Supplied information
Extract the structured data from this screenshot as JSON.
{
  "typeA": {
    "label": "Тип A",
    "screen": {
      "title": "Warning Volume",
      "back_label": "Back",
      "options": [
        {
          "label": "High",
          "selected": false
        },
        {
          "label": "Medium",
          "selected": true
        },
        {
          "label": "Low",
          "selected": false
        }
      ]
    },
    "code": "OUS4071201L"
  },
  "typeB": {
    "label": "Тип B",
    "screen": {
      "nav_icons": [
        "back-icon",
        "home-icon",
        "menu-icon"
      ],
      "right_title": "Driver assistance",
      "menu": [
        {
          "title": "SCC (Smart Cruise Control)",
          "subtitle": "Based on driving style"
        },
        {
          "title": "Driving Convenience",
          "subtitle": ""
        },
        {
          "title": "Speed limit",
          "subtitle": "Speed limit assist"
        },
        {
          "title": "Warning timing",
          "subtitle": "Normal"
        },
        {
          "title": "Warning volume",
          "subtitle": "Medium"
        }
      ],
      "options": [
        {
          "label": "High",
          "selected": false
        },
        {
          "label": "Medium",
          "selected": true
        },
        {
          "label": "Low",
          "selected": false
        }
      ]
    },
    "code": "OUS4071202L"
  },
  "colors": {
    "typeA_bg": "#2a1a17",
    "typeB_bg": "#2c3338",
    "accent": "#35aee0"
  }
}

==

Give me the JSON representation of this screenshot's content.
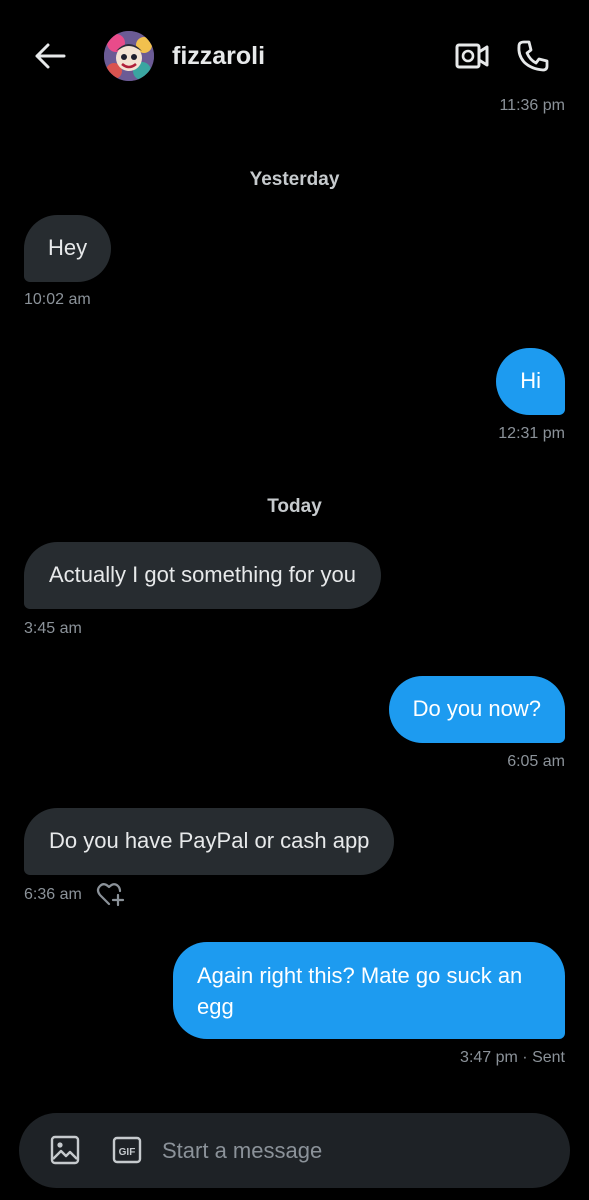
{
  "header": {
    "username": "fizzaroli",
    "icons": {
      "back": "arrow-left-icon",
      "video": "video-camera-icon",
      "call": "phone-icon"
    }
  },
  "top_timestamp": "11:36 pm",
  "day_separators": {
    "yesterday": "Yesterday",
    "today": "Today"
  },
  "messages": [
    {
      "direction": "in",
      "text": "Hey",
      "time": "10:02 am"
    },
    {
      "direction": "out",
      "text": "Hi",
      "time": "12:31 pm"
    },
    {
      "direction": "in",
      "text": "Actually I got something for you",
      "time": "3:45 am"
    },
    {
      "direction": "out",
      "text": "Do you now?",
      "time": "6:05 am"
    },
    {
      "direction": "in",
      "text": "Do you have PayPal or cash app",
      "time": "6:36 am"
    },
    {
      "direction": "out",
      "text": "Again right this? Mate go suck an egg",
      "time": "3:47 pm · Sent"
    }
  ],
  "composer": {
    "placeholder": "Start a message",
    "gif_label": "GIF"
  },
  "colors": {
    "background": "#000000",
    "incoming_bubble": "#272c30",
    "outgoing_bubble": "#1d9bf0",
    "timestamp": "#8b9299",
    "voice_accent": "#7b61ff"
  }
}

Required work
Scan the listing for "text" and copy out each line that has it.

Task solution
      "text": "Hey",
      "text": "Hi",
      "text": "Actually I got something for you",
      "text": "Do you now?",
      "text": "Do you have PayPal or cash app",
      "text": "Again right this? Mate go suck an egg",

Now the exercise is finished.